▶ [WHAT YOU WILL DO]: Beginning with the line that contains "Output a JSON" and concluding with the final line of the listing below, output each line exactly, and only those lines.

☆ ☆ ☆ ☆ ☆

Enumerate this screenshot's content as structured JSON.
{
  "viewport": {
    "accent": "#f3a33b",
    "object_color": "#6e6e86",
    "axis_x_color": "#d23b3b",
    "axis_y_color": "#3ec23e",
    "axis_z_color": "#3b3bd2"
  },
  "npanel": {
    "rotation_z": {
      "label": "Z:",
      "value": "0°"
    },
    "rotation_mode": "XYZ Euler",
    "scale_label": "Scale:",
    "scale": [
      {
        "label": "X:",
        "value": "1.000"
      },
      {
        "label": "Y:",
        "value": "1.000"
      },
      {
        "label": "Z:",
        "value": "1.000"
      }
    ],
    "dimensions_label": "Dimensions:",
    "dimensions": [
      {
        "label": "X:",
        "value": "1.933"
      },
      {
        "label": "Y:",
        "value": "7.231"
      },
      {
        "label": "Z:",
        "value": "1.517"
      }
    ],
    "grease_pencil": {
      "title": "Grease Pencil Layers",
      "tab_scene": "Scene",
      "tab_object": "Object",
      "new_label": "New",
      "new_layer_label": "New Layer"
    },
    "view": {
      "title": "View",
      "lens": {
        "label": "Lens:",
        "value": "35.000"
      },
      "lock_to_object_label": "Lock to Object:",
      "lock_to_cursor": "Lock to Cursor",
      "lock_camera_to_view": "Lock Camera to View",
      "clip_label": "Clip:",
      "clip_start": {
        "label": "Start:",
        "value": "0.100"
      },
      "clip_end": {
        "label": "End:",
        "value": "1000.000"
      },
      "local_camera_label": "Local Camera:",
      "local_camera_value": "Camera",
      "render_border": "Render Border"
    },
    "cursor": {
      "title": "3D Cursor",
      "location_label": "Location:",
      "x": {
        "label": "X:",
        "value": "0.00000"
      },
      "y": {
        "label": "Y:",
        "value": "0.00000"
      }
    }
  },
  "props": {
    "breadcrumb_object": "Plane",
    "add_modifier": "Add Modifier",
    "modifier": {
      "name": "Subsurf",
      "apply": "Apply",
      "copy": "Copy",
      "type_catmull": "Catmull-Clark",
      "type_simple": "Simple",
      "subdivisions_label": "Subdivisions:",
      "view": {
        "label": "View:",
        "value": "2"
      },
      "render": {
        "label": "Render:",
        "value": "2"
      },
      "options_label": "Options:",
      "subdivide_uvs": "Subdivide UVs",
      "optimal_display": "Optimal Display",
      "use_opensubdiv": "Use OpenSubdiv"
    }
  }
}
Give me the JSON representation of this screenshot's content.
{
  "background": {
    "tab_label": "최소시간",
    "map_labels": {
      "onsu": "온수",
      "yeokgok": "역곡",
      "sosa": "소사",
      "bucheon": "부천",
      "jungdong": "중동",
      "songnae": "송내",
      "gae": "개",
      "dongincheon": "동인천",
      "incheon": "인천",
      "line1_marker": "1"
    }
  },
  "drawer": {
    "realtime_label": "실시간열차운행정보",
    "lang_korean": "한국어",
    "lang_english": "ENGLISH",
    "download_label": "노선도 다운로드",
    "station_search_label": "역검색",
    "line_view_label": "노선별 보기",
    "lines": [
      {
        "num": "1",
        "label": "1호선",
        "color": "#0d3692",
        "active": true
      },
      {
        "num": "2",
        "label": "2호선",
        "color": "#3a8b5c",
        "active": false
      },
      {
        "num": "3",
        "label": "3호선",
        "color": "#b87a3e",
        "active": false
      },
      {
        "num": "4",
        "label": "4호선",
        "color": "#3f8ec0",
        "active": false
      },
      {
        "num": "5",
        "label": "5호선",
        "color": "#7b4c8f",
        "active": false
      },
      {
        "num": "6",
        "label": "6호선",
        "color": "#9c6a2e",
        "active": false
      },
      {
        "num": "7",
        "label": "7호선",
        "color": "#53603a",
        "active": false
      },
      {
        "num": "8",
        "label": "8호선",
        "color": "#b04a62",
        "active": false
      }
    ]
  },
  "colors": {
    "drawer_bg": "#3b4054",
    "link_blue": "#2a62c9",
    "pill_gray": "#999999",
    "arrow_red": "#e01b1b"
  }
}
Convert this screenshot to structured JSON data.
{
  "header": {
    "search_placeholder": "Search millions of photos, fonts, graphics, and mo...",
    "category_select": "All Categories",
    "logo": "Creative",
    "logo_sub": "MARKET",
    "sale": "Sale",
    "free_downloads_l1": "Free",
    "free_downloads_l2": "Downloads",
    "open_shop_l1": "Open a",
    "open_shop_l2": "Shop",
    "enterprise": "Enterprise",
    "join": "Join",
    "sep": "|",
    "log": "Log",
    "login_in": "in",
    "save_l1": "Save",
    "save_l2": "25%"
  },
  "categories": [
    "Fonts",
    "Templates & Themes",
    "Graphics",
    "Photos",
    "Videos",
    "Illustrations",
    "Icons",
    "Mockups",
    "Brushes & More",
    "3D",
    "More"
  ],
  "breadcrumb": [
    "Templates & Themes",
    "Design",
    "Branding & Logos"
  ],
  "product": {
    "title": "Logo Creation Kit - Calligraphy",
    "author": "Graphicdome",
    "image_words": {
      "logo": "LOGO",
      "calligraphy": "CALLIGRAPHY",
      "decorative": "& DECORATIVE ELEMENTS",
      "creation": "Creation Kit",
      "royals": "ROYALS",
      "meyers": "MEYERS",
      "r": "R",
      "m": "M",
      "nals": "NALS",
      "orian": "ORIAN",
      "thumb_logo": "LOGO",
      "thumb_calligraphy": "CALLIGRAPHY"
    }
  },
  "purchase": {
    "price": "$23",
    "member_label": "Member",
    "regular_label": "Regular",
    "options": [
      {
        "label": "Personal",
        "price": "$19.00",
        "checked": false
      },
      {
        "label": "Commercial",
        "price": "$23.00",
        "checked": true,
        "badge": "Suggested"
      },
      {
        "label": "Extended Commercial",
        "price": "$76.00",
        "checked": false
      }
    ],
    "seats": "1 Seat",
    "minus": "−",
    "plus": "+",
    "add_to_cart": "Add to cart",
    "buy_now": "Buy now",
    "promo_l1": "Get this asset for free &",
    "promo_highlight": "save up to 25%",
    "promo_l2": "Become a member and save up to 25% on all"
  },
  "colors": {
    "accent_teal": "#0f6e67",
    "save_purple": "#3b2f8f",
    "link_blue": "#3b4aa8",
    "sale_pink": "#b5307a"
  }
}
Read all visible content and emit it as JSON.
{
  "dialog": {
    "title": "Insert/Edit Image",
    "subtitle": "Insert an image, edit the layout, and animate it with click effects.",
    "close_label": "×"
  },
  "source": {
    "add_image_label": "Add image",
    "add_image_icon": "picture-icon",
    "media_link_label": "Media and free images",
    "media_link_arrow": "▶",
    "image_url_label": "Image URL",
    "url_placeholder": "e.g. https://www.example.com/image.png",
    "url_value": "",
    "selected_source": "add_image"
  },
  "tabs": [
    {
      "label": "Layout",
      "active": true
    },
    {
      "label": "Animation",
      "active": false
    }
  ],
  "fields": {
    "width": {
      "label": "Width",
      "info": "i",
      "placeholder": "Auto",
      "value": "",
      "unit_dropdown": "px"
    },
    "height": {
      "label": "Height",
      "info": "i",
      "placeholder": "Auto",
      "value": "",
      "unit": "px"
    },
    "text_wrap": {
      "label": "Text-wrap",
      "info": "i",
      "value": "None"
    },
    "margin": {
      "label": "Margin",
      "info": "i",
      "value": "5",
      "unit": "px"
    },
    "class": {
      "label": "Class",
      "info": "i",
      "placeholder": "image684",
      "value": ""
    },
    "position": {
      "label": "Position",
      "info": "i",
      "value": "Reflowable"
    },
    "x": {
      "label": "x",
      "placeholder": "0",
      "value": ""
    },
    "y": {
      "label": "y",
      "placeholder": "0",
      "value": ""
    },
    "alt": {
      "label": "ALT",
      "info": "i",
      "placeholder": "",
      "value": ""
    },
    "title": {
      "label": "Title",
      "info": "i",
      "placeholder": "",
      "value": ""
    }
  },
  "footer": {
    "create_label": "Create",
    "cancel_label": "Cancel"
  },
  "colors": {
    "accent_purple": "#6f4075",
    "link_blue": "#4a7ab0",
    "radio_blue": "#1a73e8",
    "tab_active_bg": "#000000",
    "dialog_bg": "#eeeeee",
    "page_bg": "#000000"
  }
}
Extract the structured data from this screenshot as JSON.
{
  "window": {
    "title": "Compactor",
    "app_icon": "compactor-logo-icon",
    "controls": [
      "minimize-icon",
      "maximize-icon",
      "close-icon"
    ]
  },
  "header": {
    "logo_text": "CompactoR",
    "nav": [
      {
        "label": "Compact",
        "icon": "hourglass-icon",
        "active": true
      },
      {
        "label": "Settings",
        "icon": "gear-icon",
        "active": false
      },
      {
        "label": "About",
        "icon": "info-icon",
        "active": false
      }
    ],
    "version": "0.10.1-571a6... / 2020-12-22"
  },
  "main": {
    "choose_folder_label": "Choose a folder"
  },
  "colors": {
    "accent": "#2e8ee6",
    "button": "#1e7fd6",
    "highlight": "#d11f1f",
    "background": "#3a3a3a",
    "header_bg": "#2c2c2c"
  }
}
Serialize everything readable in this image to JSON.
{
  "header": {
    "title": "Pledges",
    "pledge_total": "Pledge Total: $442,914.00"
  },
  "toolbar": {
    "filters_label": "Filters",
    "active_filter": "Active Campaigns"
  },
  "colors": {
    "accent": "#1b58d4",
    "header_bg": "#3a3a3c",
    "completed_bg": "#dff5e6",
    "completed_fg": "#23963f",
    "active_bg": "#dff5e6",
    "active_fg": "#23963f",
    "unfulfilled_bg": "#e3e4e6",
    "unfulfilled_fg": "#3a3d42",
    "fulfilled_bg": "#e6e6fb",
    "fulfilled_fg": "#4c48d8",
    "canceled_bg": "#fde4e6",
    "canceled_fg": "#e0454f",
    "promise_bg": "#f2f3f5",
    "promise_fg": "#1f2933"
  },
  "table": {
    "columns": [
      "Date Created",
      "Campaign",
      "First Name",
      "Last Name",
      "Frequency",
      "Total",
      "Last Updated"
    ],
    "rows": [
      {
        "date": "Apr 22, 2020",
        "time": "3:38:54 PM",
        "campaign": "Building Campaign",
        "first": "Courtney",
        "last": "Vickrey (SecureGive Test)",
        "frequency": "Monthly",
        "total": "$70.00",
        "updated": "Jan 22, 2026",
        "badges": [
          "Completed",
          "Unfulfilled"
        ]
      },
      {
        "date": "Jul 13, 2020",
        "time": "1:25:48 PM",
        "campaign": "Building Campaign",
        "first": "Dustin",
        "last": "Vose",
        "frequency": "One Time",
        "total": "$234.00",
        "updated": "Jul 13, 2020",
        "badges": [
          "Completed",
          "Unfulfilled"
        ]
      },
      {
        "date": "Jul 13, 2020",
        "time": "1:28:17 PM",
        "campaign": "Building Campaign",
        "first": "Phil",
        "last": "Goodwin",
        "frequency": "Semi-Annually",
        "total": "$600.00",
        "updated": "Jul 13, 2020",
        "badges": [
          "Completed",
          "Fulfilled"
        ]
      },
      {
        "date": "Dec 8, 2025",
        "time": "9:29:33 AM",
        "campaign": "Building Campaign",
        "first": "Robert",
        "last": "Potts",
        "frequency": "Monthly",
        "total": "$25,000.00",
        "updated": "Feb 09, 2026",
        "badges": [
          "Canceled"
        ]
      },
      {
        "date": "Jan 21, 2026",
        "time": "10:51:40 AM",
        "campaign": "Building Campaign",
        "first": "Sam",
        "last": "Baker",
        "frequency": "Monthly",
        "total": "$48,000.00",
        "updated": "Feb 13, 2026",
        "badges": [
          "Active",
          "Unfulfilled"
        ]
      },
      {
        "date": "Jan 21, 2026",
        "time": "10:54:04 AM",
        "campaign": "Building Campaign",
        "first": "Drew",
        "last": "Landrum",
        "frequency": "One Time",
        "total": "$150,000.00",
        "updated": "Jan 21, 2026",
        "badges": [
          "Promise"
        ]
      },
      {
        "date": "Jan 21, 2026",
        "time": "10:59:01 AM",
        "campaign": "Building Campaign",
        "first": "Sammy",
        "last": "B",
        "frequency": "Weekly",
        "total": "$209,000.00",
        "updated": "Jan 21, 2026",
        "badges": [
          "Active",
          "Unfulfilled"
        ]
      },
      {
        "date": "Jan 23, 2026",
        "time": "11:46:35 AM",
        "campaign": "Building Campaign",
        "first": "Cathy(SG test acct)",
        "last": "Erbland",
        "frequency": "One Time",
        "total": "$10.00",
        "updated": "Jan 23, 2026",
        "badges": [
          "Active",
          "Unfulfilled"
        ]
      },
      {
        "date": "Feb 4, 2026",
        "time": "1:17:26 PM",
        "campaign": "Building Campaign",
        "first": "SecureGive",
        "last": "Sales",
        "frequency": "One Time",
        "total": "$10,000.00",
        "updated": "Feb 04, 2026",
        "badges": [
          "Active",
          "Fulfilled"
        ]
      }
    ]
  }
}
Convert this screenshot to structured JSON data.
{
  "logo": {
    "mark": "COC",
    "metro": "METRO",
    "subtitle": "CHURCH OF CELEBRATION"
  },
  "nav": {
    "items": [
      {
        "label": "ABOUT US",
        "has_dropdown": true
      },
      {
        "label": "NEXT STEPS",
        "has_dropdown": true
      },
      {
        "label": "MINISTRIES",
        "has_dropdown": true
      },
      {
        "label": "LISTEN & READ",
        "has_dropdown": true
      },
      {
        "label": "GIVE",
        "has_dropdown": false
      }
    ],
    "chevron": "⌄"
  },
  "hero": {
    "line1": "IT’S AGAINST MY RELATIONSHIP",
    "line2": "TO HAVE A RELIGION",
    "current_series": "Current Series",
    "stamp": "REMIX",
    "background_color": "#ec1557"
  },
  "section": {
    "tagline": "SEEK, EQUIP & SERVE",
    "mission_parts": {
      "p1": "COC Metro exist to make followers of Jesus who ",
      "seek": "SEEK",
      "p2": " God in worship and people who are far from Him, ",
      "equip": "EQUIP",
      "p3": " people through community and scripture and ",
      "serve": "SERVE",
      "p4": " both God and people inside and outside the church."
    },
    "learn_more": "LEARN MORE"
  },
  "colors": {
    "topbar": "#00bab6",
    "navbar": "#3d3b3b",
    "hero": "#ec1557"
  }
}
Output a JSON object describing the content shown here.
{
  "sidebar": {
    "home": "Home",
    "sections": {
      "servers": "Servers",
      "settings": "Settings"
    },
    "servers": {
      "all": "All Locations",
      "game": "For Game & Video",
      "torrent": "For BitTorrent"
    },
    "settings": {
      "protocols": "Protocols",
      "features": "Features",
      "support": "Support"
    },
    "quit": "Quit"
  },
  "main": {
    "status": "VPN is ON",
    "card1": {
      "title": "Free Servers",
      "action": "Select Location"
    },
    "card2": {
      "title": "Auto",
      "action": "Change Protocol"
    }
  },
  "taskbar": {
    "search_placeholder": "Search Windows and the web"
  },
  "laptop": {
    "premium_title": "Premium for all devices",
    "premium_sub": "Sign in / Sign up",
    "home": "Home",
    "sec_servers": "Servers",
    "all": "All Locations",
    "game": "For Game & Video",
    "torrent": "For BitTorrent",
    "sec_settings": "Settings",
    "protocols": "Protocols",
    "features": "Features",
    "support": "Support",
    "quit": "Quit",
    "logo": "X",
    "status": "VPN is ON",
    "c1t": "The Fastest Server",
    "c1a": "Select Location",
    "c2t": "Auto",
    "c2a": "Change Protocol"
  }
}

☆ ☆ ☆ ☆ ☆

▶ [FINISHED EXERCISE]:
Output a JSON object describing the content shown here.
{
  "sidebar": {
    "home": "Home",
    "sections": {
      "servers": "Servers",
      "settings": "Settings"
    },
    "servers": {
      "all": "All Locations",
      "game": "For Game & Video",
      "torrent": "For BitTorrent"
    },
    "settings": {
      "protocols": "Protocols",
      "features": "Features",
      "support": "Support"
    },
    "quit": "Quit"
  },
  "main": {
    "status": "VPN is ON",
    "card1": {
      "title": "Free Servers",
      "action": "Select Location"
    },
    "card2": {
      "title": "Auto",
      "action": "Change Protocol"
    }
  },
  "taskbar": {
    "search_placeholder": "Search Windows and the web"
  },
  "laptop": {
    "premium_title": "Premium for all devices",
    "premium_sub": "Sign in / Sign up",
    "home": "Home",
    "sec_servers": "Servers",
    "all": "All Locations",
    "game": "For Game & Video",
    "torrent": "For BitTorrent",
    "sec_settings": "Settings",
    "protocols": "Protocols",
    "features": "Features",
    "support": "Support",
    "quit": "Quit",
    "logo": "X",
    "status": "VPN is ON",
    "c1t": "The Fastest Server",
    "c1a": "Select Location",
    "c2t": "Auto",
    "c2a": "Change Protocol"
  }
}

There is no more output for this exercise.